If you’re anything like me, at some point you may have learnt the hard way that you can still get sunburnt on cool, cloudy days. Just because you can’t feel the ultraviolet (UV) rays doesn’t mean they’re not doing their best to give you the famous tomato-face look. [been there]
As you might expect, the more time you spend outdoors, the greater risk you’re at. If you work in farming or construction, you may just want to get on with the job but that conscientious attitude can come back to bite.
If you’re planning on going camping or to festivals over the summer, spare a bit of time to look after yourself, apply a generous factor sunscreen and take some shade.
The sad reality is that a tan is a sign of skin damage – not health. Being of the freckled, pasty variety, I’m actually a tad smug about this fact as I couldn’t get a tan if I tried. You’re at greater risk of sunburn and skin cancers if you have fair skin, moles, freckles, red or fair hair, or light-coloured eyes. [so tick, tick, tick for me]
Do remember that having a tan offers very little protection from the sun. If you notice any moles or freckles change size or shape, see your GP as soon as possible.
You owe it to yourself and your family to take the risk of skin cancer seriously. Official NHS advice on staying safe in the sun is:
- spend time in the shade
- make sure you never burn
- cover up with suitable clothing and sunglasses

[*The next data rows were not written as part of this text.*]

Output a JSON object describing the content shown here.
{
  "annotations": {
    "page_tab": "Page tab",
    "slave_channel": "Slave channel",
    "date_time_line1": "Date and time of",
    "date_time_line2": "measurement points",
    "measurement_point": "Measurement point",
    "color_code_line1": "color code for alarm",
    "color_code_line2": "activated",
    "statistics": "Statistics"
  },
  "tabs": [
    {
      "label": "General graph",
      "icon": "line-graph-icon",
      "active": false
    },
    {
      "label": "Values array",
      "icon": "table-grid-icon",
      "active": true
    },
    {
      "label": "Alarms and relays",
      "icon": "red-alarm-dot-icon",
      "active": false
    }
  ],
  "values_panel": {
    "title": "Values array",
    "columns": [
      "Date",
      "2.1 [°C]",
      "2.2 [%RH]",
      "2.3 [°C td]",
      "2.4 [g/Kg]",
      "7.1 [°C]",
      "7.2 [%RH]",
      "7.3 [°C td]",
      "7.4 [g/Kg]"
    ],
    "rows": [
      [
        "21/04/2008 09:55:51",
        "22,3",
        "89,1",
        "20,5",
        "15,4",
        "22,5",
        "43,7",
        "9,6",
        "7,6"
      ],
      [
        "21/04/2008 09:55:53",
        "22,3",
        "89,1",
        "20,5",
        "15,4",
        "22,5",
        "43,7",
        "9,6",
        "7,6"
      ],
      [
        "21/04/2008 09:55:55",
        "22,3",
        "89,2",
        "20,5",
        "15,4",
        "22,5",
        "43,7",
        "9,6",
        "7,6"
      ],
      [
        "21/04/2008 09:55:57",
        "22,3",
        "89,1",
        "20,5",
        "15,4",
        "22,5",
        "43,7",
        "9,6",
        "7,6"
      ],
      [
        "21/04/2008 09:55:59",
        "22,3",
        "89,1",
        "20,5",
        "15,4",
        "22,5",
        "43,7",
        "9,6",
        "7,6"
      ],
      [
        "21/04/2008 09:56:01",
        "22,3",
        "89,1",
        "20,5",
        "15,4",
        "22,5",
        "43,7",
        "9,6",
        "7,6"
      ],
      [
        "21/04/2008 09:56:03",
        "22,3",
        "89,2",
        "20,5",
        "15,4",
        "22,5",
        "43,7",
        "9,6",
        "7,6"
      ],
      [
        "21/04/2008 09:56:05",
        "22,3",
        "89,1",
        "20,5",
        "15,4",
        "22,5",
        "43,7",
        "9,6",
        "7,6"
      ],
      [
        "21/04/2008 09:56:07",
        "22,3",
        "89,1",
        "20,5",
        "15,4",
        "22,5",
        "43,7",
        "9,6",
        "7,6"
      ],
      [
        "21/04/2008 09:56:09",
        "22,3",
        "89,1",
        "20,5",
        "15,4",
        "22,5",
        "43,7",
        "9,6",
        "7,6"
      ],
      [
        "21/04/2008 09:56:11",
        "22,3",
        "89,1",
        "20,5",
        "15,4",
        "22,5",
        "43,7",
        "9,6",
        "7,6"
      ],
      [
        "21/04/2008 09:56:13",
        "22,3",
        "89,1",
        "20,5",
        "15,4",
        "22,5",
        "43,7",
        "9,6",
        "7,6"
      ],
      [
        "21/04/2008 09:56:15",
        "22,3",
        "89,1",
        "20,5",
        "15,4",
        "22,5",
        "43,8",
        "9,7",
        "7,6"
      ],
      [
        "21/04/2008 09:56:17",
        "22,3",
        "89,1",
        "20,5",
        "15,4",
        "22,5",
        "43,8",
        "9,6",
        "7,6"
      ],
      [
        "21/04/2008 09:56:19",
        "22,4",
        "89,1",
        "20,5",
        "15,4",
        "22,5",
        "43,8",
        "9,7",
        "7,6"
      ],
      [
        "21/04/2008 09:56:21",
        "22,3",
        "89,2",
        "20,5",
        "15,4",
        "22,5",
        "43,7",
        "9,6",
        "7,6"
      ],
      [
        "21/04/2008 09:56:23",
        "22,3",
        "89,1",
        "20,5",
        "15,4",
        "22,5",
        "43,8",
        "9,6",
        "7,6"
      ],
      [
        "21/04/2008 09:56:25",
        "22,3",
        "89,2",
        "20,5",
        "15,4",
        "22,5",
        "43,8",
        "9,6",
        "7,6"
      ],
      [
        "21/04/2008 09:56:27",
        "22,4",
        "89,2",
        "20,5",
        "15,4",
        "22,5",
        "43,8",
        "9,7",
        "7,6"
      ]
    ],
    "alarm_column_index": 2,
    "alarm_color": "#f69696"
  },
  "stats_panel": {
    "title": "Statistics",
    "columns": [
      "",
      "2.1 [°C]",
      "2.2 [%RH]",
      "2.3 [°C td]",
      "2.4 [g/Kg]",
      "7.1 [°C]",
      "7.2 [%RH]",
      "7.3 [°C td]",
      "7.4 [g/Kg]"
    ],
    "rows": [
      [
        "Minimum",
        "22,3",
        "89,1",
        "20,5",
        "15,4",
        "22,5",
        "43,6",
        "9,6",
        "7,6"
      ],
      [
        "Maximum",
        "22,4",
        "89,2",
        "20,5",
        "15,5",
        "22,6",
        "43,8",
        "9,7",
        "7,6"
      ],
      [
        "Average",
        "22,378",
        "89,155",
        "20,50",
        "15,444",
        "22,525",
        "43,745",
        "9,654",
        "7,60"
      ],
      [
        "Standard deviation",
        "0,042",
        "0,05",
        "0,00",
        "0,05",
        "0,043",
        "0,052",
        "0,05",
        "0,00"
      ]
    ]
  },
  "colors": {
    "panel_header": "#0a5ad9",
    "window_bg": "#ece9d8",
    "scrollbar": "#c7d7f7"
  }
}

- use at least factor 15 sunscreen and reapply every few hours.
Enjoy the bank holiday weekend [another one!] and make sure you #CoverUpMate.